In a piece for the Belfast Telegraph last Wednesday, I asked "would enough people be prepared to accept the risks involved with a looser form of lockdown in exchange for a return to something they recognise as a 'normal' life? That might still require social distancing for months on end - at least until there was a vaccine available - but it might be possible to reopen shops, pubs and hotels; return schools to normal; allow some sports to begin again; and allow millions of people to return to work and full salaries". I think the answer to that question is probably a thumping yes.
Listening to what Boris Johnson said on his return to work on Monday (and it may explain why he was so keen to get back) suggests he also thinks the answer to the question would be yes.
He said: "When we are sure that this first phase is over and that we are meeting our five tests: deaths falling, NHS protected, rate of infection down, really sorting out the problems of testing and PPE and avoiding a second peak, then that will be the time to move on to the second phase in which we continue to suppress the disease and keep the reproduction rate - the R rate - down, but begin gradually to refine the economic and social restrictions and one-by-one to fire up the engines of this vast UK economy."
No signal there of any intention to ease the lockdown restrictions: and that lack of a signal will anger many, many people. They will also be angry with a further comment from him: "And in that process difficult judgments will be made and we simply cannot spell out now how fast or slow or even when those changes will be made, though clearly the Government will be saying much more about this in the coming days." In moments of crisis people do not want sentences with 'how fast or slow or even when' in them. They want certainties. They want clear timetables.
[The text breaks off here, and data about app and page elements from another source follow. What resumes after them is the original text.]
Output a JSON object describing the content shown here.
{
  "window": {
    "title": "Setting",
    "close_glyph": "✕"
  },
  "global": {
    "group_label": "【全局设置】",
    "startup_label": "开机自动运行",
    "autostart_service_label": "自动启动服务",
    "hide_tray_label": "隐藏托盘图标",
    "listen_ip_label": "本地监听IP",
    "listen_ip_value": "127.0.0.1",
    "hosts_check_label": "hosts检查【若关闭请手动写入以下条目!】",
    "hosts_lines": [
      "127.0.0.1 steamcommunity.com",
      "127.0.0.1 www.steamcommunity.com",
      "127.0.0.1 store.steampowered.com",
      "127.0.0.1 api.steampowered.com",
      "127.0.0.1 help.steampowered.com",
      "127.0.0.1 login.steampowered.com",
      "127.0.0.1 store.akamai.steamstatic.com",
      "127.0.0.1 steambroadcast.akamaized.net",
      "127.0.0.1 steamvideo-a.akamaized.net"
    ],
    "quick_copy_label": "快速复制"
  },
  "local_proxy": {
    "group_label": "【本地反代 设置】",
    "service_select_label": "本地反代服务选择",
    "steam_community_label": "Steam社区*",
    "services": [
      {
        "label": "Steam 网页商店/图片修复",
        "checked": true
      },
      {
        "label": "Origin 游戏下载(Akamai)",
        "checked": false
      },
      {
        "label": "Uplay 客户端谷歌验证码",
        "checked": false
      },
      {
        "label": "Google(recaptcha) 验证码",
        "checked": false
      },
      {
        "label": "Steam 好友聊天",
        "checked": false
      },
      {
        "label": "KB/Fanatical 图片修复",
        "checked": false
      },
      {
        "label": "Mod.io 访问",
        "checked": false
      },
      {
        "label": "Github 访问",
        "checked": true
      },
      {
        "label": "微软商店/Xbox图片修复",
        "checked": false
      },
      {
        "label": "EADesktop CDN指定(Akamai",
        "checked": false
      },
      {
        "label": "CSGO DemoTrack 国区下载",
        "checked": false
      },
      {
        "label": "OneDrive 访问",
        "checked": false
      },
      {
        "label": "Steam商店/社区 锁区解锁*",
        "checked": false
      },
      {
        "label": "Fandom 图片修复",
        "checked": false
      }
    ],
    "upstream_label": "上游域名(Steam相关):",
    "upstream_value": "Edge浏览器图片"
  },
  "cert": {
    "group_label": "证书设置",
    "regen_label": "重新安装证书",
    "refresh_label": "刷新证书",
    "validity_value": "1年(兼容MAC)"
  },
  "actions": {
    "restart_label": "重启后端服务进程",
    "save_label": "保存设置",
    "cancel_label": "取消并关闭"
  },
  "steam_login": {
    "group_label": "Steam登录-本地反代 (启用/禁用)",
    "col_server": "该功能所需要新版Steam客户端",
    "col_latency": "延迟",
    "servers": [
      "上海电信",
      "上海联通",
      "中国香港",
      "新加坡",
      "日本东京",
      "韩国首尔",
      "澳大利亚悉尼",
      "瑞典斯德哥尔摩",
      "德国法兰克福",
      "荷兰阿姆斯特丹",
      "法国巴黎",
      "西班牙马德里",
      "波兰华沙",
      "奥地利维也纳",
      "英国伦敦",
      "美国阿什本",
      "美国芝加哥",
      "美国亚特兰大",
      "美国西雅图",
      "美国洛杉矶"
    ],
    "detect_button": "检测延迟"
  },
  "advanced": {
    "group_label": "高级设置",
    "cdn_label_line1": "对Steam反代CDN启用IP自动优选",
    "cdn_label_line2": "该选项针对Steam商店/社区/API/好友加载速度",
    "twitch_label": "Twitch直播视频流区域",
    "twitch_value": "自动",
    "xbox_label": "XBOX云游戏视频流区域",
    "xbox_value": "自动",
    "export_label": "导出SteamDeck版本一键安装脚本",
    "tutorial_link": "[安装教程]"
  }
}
Crucially, they want their freedoms returned.
This is not a moment for promissory notes and pointless false hope. Johnson needs to be brutally honest with everyone
So, Johnson really does need to level with them. He needs to set out in graphic, gruesome detail the potential consequences of millions of people (who haven't already been infected) just tumbling into the streets, pubs, shops and workplaces again. Social distancing - the key to dealing with the virus - has worked for two key reasons: the vast majority of the population is in lockdown and those who are out are more easily monitored and steered. But millions outside again makes social distancing almost impossible to enforce.
Masks will, quite literally, slip when there are more people outside. Mistakes will be made. People will forget to 'keep the space between'. Complacency will set in.
And if, as seems likely, millions are struck down, then millions will be off work for weeks and maybe off longer if they have to stay at home to help other family members who become sick.
Push that sort of chaos into the longer, colder, darker nights of late autumn and winter (when a number of other seasonal illnesses already put huge pressures on the NHS) and you have a recipe for a nightmare beyond the control of the present restrictions and safeguards.
This is not a moment for promissory notes and pointless false hope. Johnson needs to be brutally honest with everyone. As I wrote here last week this is a long-haul battle and the nation (like most others) must be prepared for it.
As Johnson noted on Monday: "We will also be reaching out to build the biggest possible consensus across business, across industry, across all parts of our United Kingdom, across party lines, bringing in opposition parties as far as we possibly can."
He is right. There are no easy options or answers right now. That's what people need to fully understand if he expects them to endure the hardships, stresses and temporary loss of freedoms that will be required for some time.